◆ **ACTIVITY**: Copy out all of the data word for word. Omit every picture.

◆ **DATASET EXTRACT**:
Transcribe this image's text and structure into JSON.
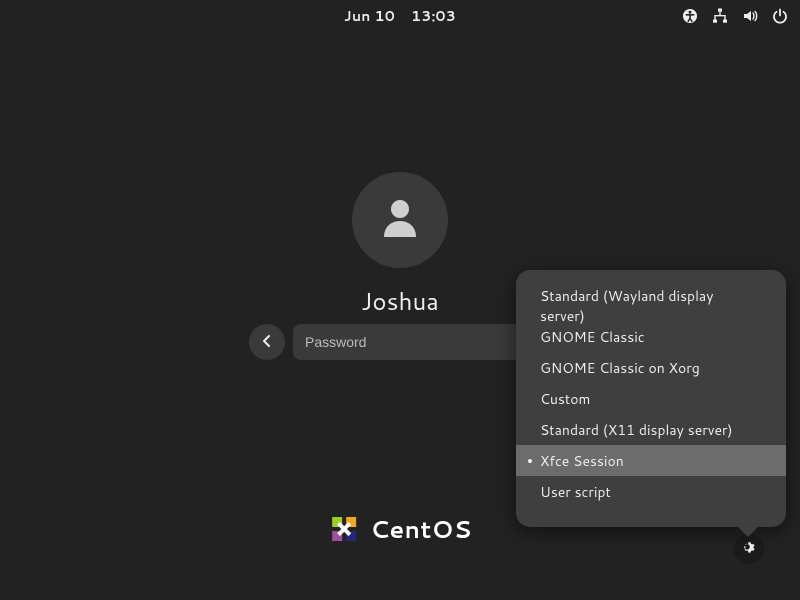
{
  "topbar": {
    "date": "Jun 10",
    "time": "13:03"
  },
  "login": {
    "username": "Joshua",
    "password_placeholder": "Password"
  },
  "distro": {
    "name": "CentOS"
  },
  "session_menu": {
    "items": [
      {
        "label": "Standard (Wayland display server)",
        "selected": false
      },
      {
        "label": "GNOME Classic",
        "selected": false
      },
      {
        "label": "GNOME Classic on Xorg",
        "selected": false
      },
      {
        "label": "Custom",
        "selected": false
      },
      {
        "label": "Standard (X11 display server)",
        "selected": false
      },
      {
        "label": "Xfce Session",
        "selected": true
      },
      {
        "label": "User script",
        "selected": false
      }
    ]
  },
  "icons": {
    "accessibility": "accessibility-icon",
    "network": "network-wired-icon",
    "volume": "volume-icon",
    "power": "power-icon",
    "avatar": "avatar-icon",
    "back": "chevron-left-icon",
    "eye_off": "eye-off-icon",
    "gear": "gear-icon"
  }
}
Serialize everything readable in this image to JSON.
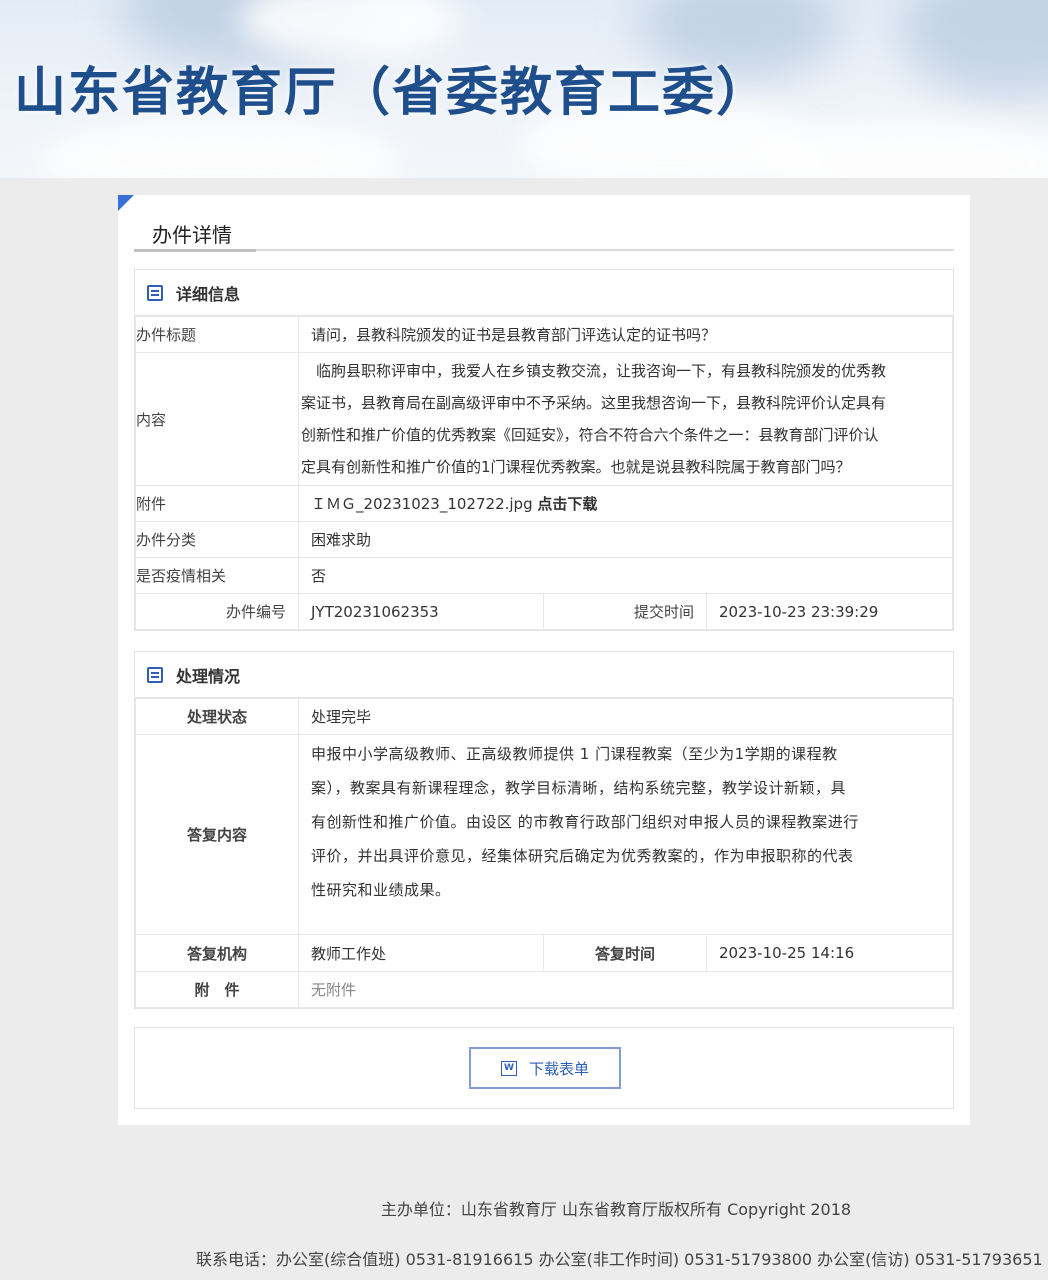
{
  "header": {
    "title": "山东省教育厅（省委教育工委）"
  },
  "page": {
    "title": "办件详情"
  },
  "details": {
    "heading": "详细信息",
    "subject_label": "办件标题",
    "subject": "请问，县教科院颁发的证书是县教育部门评选认定的证书吗？",
    "content_label": "内容",
    "content_lines": [
      "　临朐县职称评审中，我爱人在乡镇支教交流，让我咨询一下，有县教科院颁发的优秀教",
      "案证书，县教育局在副高级评审中不予采纳。这里我想咨询一下，县教科院评价认定具有",
      "创新性和推广价值的优秀教案《回延安》，符合不符合六个条件之一：县教育部门评价认",
      "定具有创新性和推广价值的1门课程优秀教案。也就是说县教科院属于教育部门吗？"
    ],
    "attachment_label": "附件",
    "attachment_file": "ＩＭＧ_20231023_102722.jpg",
    "attachment_download": "点击下载",
    "category_label": "办件分类",
    "category": "困难求助",
    "epidemic_label": "是否疫情相关",
    "epidemic": "否",
    "number_label": "办件编号",
    "number": "JYT20231062353",
    "submit_time_label": "提交时间",
    "submit_time": "2023-10-23 23:39:29"
  },
  "processing": {
    "heading": "处理情况",
    "status_label": "处理状态",
    "status": "处理完毕",
    "reply_label": "答复内容",
    "reply_lines": [
      "申报中小学高级教师、正高级教师提供 1 门课程教案（至少为1学期的课程教",
      "案），教案具有新课程理念，教学目标清晰，结构系统完整，教学设计新颖，具",
      "有创新性和推广价值。由设区 的市教育行政部门组织对申报人员的课程教案进行",
      "评价，并出具评价意见，经集体研究后确定为优秀教案的，作为申报职称的代表",
      "性研究和业绩成果。"
    ],
    "org_label": "答复机构",
    "org": "教师工作处",
    "reply_time_label": "答复时间",
    "reply_time": "2023-10-25 14:16",
    "attachment_label": "附　件",
    "attachment": "无附件"
  },
  "download": {
    "icon": "W",
    "label": "下载表单"
  },
  "footer": {
    "line1": "主办单位：山东省教育厅 山东省教育厅版权所有 Copyright 2018",
    "line2": "联系电话：办公室(综合值班) 0531-81916615  办公室(非工作时间) 0531-51793800  办公室(信访) 0531-51793651"
  }
}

◆ **RESPONSE**:
Transcribe this image's text and structure into JSON.
{
  "topbar": {
    "date": "Jun 10",
    "time": "13:03"
  },
  "login": {
    "username": "Joshua",
    "password_placeholder": "Password"
  },
  "distro": {
    "name": "CentOS"
  },
  "session_menu": {
    "items": [
      {
        "label": "Standard (Wayland display server)",
        "selected": false
      },
      {
        "label": "GNOME Classic",
        "selected": false
      },
      {
        "label": "GNOME Classic on Xorg",
        "selected": false
      },
      {
        "label": "Custom",
        "selected": false
      },
      {
        "label": "Standard (X11 display server)",
        "selected": false
      },
      {
        "label": "Xfce Session",
        "selected": true
      },
      {
        "label": "User script",
        "selected": false
      }
    ]
  },
  "icons": {
    "accessibility": "accessibility-icon",
    "network": "network-wired-icon",
    "volume": "volume-icon",
    "power": "power-icon",
    "avatar": "avatar-icon",
    "back": "chevron-left-icon",
    "eye_off": "eye-off-icon",
    "gear": "gear-icon"
  }
}
Serialize everything readable in this image to JSON.
{
  "header": {
    "title": "山东省教育厅（省委教育工委）"
  },
  "page": {
    "title": "办件详情"
  },
  "details": {
    "heading": "详细信息",
    "subject_label": "办件标题",
    "subject": "请问，县教科院颁发的证书是县教育部门评选认定的证书吗？",
    "content_label": "内容",
    "content_lines": [
      "　临朐县职称评审中，我爱人在乡镇支教交流，让我咨询一下，有县教科院颁发的优秀教",
      "案证书，县教育局在副高级评审中不予采纳。这里我想咨询一下，县教科院评价认定具有",
      "创新性和推广价值的优秀教案《回延安》，符合不符合六个条件之一：县教育部门评价认",
      "定具有创新性和推广价值的1门课程优秀教案。也就是说县教科院属于教育部门吗？"
    ],
    "attachment_label": "附件",
    "attachment_file": "ＩＭＧ_20231023_102722.jpg",
    "attachment_download": "点击下载",
    "category_label": "办件分类",
    "category": "困难求助",
    "epidemic_label": "是否疫情相关",
    "epidemic": "否",
    "number_label": "办件编号",
    "number": "JYT20231062353",
    "submit_time_label": "提交时间",
    "submit_time": "2023-10-23 23:39:29"
  },
  "processing": {
    "heading": "处理情况",
    "status_label": "处理状态",
    "status": "处理完毕",
    "reply_label": "答复内容",
    "reply_lines": [
      "申报中小学高级教师、正高级教师提供 1 门课程教案（至少为1学期的课程教",
      "案），教案具有新课程理念，教学目标清晰，结构系统完整，教学设计新颖，具",
      "有创新性和推广价值。由设区 的市教育行政部门组织对申报人员的课程教案进行",
      "评价，并出具评价意见，经集体研究后确定为优秀教案的，作为申报职称的代表",
      "性研究和业绩成果。"
    ],
    "org_label": "答复机构",
    "org": "教师工作处",
    "reply_time_label": "答复时间",
    "reply_time": "2023-10-25 14:16",
    "attachment_label": "附　件",
    "attachment": "无附件"
  },
  "download": {
    "icon": "W",
    "label": "下载表单"
  },
  "footer": {
    "line1": "主办单位：山东省教育厅 山东省教育厅版权所有 Copyright 2018",
    "line2": "联系电话：办公室(综合值班) 0531-81916615  办公室(非工作时间) 0531-51793800  办公室(信访) 0531-51793651"
  }
}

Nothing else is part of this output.